Assigned task. If a line in the entries below includes "Sklad", pick it out and copy it.

-- Supplied material follows --

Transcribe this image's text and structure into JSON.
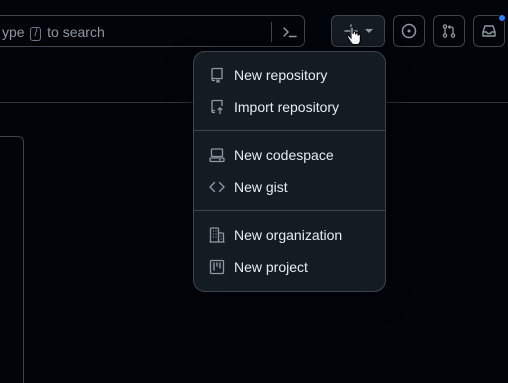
{
  "search": {
    "placeholder_text": "ype",
    "kbd": "/",
    "placeholder_suffix": "to search"
  },
  "header": {
    "new_button_icon": "plus-icon",
    "issues_icon": "issue-opened-icon",
    "prs_icon": "git-pull-request-icon",
    "inbox_icon": "inbox-icon",
    "notification_color": "#2f81f7"
  },
  "menu": {
    "groups": [
      [
        {
          "label": "New repository",
          "icon": "repo-icon"
        },
        {
          "label": "Import repository",
          "icon": "repo-push-icon"
        }
      ],
      [
        {
          "label": "New codespace",
          "icon": "codespaces-icon"
        },
        {
          "label": "New gist",
          "icon": "code-icon"
        }
      ],
      [
        {
          "label": "New organization",
          "icon": "organization-icon"
        },
        {
          "label": "New project",
          "icon": "project-icon"
        }
      ]
    ]
  }
}
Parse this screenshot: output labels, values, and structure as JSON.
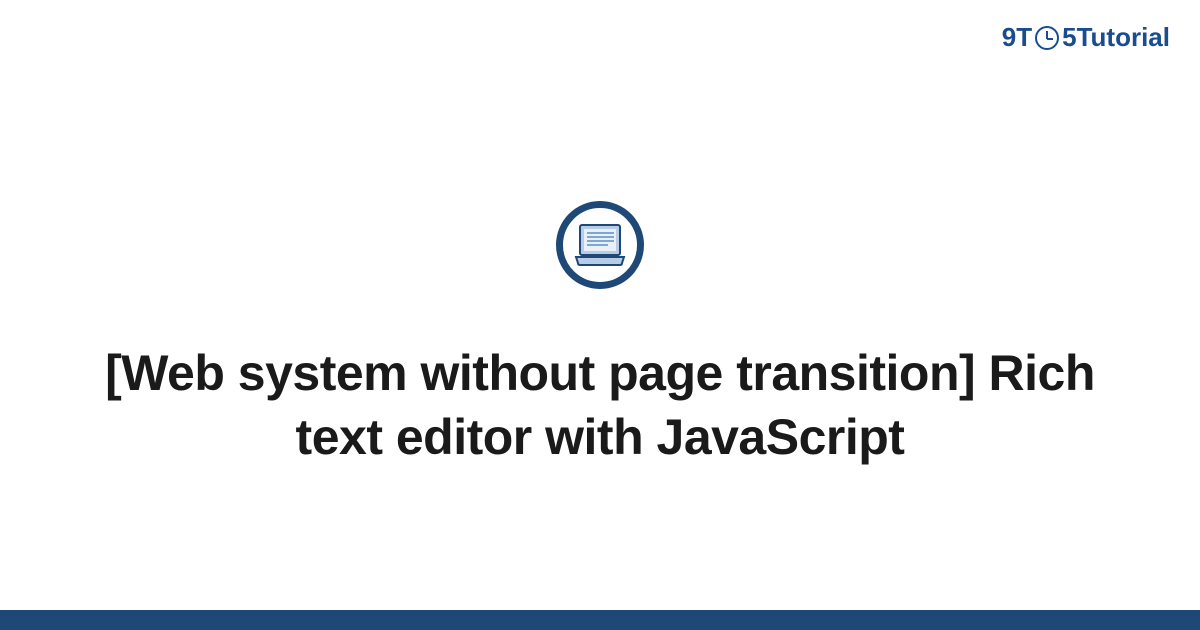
{
  "logo": {
    "part1": "9T",
    "part2": "5",
    "part3": "Tutorial"
  },
  "icon": {
    "name": "laptop-icon"
  },
  "title": "[Web system without page transition] Rich text editor with JavaScript",
  "colors": {
    "brand_dark": "#1e4976",
    "brand_logo": "#1a4d8f",
    "icon_fill": "#b8cce8"
  }
}
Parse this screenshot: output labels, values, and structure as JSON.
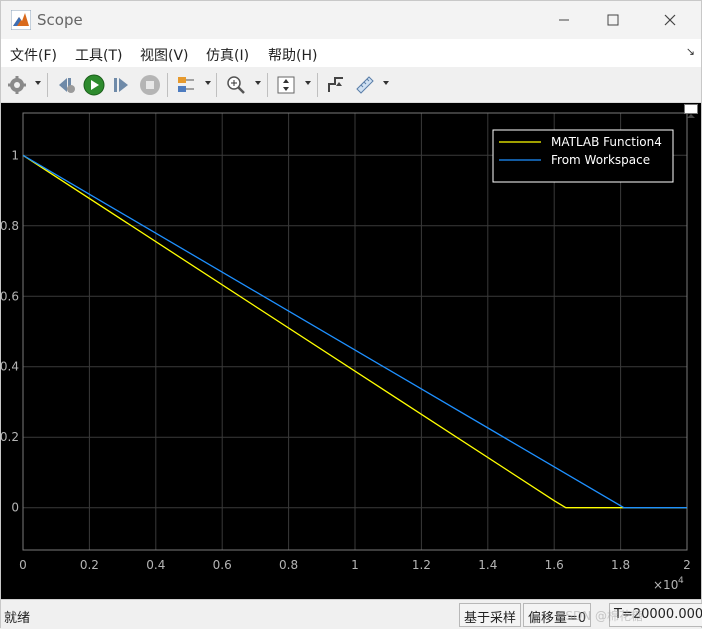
{
  "window": {
    "title": "Scope"
  },
  "menu": {
    "items": [
      "文件(F)",
      "工具(T)",
      "视图(V)",
      "仿真(I)",
      "帮助(H)"
    ],
    "overflow_icon": "dock-arrow-icon"
  },
  "toolbar": {
    "buttons": [
      "settings-icon",
      "step-back-icon",
      "run-icon",
      "step-forward-icon",
      "stop-icon",
      "signal-tools-icon",
      "zoom-in-icon",
      "autoscale-icon",
      "triggers-icon",
      "cursor-measure-icon"
    ]
  },
  "colors": {
    "plot_background": "#000000",
    "axes_panel": "#000000",
    "tick_label": "#b4b4b4",
    "grid": "#3a3a3a",
    "series_yellow": "#ffff00",
    "series_blue": "#1e90ff",
    "legend_border": "#ffffff"
  },
  "chart_data": {
    "type": "line",
    "title": "",
    "xlabel": "",
    "ylabel": "",
    "xlim": [
      0,
      20000
    ],
    "ylim": [
      -0.12,
      1.12
    ],
    "x_tick_values": [
      0,
      2000,
      4000,
      6000,
      8000,
      10000,
      12000,
      14000,
      16000,
      18000,
      20000
    ],
    "x_tick_labels": [
      "0",
      "0.2",
      "0.4",
      "0.6",
      "0.8",
      "1",
      "1.2",
      "1.4",
      "1.6",
      "1.8",
      "2"
    ],
    "x_exponent": "×10",
    "x_exponent_power": "4",
    "y_tick_values": [
      0,
      0.2,
      0.4,
      0.6,
      0.8,
      1
    ],
    "y_tick_labels": [
      "0",
      "0.2",
      "0.4",
      "0.6",
      "0.8",
      "1"
    ],
    "grid": true,
    "legend_position": "top-right",
    "series": [
      {
        "name": "MATLAB Function4",
        "color": "#ffff00",
        "x": [
          0,
          16000,
          16350,
          20000
        ],
        "y": [
          1,
          0.02,
          0,
          0
        ]
      },
      {
        "name": "From Workspace",
        "color": "#1e90ff",
        "x": [
          0,
          18100,
          20000
        ],
        "y": [
          1,
          0,
          0
        ]
      }
    ]
  },
  "status": {
    "ready": "就绪",
    "mode": "基于采样",
    "offset": "偏移量=0",
    "time": "T=20000.000"
  },
  "watermark": "CSDN @棉花糖"
}
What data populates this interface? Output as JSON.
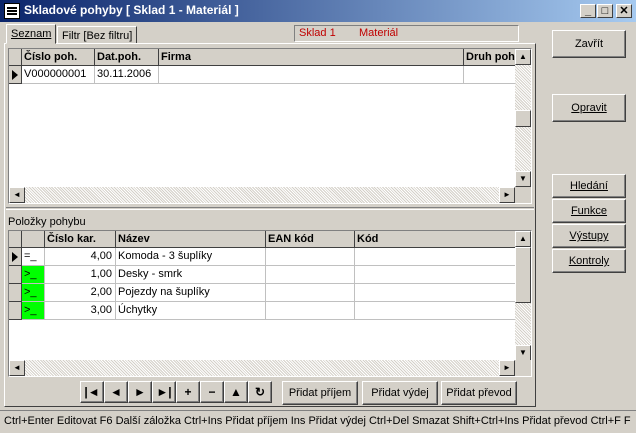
{
  "window": {
    "title": "Skladové pohyby [ Sklad 1 - Materiál ]",
    "minimize": "_",
    "restore": "□",
    "close": "✕"
  },
  "tabs": [
    {
      "label": "Seznam"
    },
    {
      "label": "Filtr [Bez filtru]"
    }
  ],
  "context": {
    "sklad": "Sklad 1",
    "material": "Materiál"
  },
  "top_grid": {
    "columns": [
      "Číslo poh.",
      "Dat.poh.",
      "Firma",
      "Druh pohy"
    ],
    "rows": [
      {
        "cislo": "V000000001",
        "datum": "30.11.2006",
        "firma": "",
        "druh": ""
      }
    ]
  },
  "items_section": {
    "label": "Položky pohybu"
  },
  "items_grid": {
    "columns": [
      "Číslo kar.",
      "Název",
      "EAN kód",
      "Kód"
    ],
    "rows": [
      {
        "status": "=_",
        "cislo": "4,00",
        "nazev": "Komoda - 3 šuplíky",
        "ean": "",
        "kod": ""
      },
      {
        "status": ">_",
        "cislo": "1,00",
        "nazev": "Desky - smrk",
        "ean": "",
        "kod": ""
      },
      {
        "status": ">_",
        "cislo": "2,00",
        "nazev": "Pojezdy na šuplíky",
        "ean": "",
        "kod": ""
      },
      {
        "status": ">_",
        "cislo": "3,00",
        "nazev": "Úchytky",
        "ean": "",
        "kod": ""
      }
    ],
    "status_color": "#00ff00"
  },
  "right_buttons": {
    "zavrit": "Zavřít",
    "opravit": "Opravit",
    "hledani": "Hledání",
    "funkce": "Funkce",
    "vystupy": "Výstupy",
    "kontroly": "Kontroly"
  },
  "navigator": {
    "first": "|◄",
    "prior": "◄",
    "next": "►",
    "last": "►|",
    "insert": "+",
    "delete": "−",
    "edit": "▲",
    "refresh": "↻"
  },
  "actions": {
    "prijem": "Přidat příjem",
    "vydej": "Přidat výdej",
    "prevod": "Přidat převod"
  },
  "status_bar": "Ctrl+Enter Editovat  F6 Další záložka  Ctrl+Ins Přidat příjem  Ins Přidat výdej  Ctrl+Del Smazat  Shift+Ctrl+Ins Přidat převod  Ctrl+F F",
  "colors": {
    "title_start": "#0a246a",
    "title_end": "#a6caf0",
    "context_text": "#c00000"
  }
}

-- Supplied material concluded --

Answer for the task.
    "title": "Skladové pohyby [ Sklad 1 - Materiál ]",
    "sklad": "Sklad 1",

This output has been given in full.